_WHAT THE TASK REQUIRES_.
Please filter the entries and return only the lines that include "Copy".

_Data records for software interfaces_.
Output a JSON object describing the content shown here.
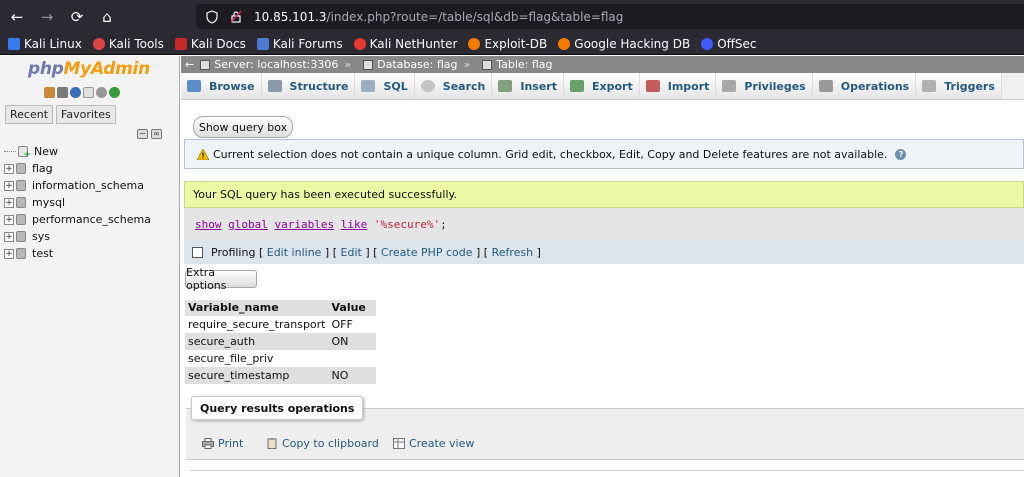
{
  "browser": {
    "url_host": "10.85.101.3",
    "url_path": "/index.php?route=/table/sql&db=flag&table=flag",
    "bookmarks": [
      "Kali Linux",
      "Kali Tools",
      "Kali Docs",
      "Kali Forums",
      "Kali NetHunter",
      "Exploit-DB",
      "Google Hacking DB",
      "OffSec"
    ]
  },
  "sidebar": {
    "logo_php": "php",
    "logo_my": "MyAdmin",
    "tab_recent": "Recent",
    "tab_favorites": "Favorites",
    "databases": [
      "New",
      "flag",
      "information_schema",
      "mysql",
      "performance_schema",
      "sys",
      "test"
    ]
  },
  "breadcrumb": {
    "server": "Server: localhost:3306",
    "database": "Database: flag",
    "table": "Table: flag"
  },
  "menu": {
    "items": [
      "Browse",
      "Structure",
      "SQL",
      "Search",
      "Insert",
      "Export",
      "Import",
      "Privileges",
      "Operations",
      "Triggers"
    ]
  },
  "main": {
    "show_query_box": "Show query box",
    "warning": "Current selection does not contain a unique column. Grid edit, checkbox, Edit, Copy and Delete features are not available.",
    "success": "Your SQL query has been executed successfully.",
    "sql": {
      "kw1": "show",
      "kw2": "global",
      "kw3": "variables",
      "kw4": "like",
      "str": "'%secure%'",
      "end": ";"
    },
    "profiling": {
      "label": "Profiling",
      "edit_inline": "Edit inline",
      "edit": "Edit",
      "create_php": "Create PHP code",
      "refresh": "Refresh"
    },
    "extra_options": "Extra options",
    "table": {
      "headers": [
        "Variable_name",
        "Value"
      ],
      "rows": [
        [
          "require_secure_transport",
          "OFF"
        ],
        [
          "secure_auth",
          "ON"
        ],
        [
          "secure_file_priv",
          ""
        ],
        [
          "secure_timestamp",
          "NO"
        ]
      ]
    },
    "qro": {
      "legend": "Query results operations",
      "print": "Print",
      "copy": "Copy to clipboard",
      "create_view": "Create view"
    }
  }
}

_RESPONSE TO THIS EXERCISE_.
    "warning": "Current selection does not contain a unique column. Grid edit, checkbox, Edit, Copy and Delete features are not available.",
      "copy": "Copy to clipboard",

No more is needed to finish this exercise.